With prices falling and such a high inventory of homes still on the market, few builders are willing to raise a new house unless it is already sold. That simply means the market is correcting itself and the free economy is working.
As long as the government stays out of the industry, it should recover in short order.
So where is the investment potential? It depends on how much you have to invest.
If you have plenty of cash and have access to the markets along the western coast, buy all the deeply discounted properties you can afford. Rent them now and sell them in a few years. Your investment will pay off handsomely.
If you don’t have a few hundred thousand dollars lying around, you can reap equally large gains by investing in a few choice real estate investment trusts (REITs). Trusts like Post Properties (NYSE:PPS), which is involved in apartment rentals and condo sales, and American Campus Associates (NYSE:ACC), which is taking advantage of the shortage in student housing and a real-estate industry bottom, will do well. And just as almost all REITs do, they both pay nice dividends of 9.7% and 5.5%, respectively.
The facts are obvious. The real estate market is turning around, proving the American economy will be on the rebound fairly soon. We have seen the worst of this crisis.

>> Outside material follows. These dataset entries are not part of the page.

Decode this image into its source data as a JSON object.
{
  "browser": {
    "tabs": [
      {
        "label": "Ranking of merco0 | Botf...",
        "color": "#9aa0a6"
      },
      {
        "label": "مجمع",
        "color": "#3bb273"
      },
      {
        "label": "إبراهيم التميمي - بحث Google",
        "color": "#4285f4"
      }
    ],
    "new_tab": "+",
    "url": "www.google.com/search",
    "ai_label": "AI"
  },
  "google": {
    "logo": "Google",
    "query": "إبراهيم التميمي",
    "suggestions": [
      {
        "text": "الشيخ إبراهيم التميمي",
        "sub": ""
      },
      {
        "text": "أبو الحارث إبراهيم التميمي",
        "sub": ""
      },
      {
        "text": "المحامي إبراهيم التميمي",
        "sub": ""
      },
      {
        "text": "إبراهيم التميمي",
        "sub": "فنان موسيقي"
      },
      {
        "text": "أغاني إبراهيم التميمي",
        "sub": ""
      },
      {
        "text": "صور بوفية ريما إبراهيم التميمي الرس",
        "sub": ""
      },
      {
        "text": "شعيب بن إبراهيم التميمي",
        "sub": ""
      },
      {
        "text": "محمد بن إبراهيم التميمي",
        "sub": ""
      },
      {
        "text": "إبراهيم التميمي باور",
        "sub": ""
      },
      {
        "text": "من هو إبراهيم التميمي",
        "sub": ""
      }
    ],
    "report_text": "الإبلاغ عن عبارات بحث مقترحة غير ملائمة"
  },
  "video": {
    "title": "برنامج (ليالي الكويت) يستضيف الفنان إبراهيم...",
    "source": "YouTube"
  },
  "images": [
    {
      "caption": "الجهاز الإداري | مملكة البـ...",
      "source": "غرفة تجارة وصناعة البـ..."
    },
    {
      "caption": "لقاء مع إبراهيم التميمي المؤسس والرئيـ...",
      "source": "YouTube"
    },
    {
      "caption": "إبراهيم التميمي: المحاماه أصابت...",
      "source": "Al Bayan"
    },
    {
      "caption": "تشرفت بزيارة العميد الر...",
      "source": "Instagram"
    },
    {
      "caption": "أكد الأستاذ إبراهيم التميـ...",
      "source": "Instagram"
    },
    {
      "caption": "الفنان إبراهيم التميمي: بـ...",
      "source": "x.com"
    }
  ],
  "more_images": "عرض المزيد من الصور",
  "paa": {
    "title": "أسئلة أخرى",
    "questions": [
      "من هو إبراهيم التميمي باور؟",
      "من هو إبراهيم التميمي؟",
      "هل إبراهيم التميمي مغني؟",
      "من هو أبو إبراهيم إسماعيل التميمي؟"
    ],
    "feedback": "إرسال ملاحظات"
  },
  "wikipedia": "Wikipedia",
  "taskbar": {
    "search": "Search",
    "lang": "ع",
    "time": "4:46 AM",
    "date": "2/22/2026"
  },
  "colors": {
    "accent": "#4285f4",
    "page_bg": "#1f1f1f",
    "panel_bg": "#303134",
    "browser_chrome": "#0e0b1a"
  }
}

Now is the time to re-allocate your portfolio and ensure you are properly positioned to take advantage of the bull that lies just over the horizon.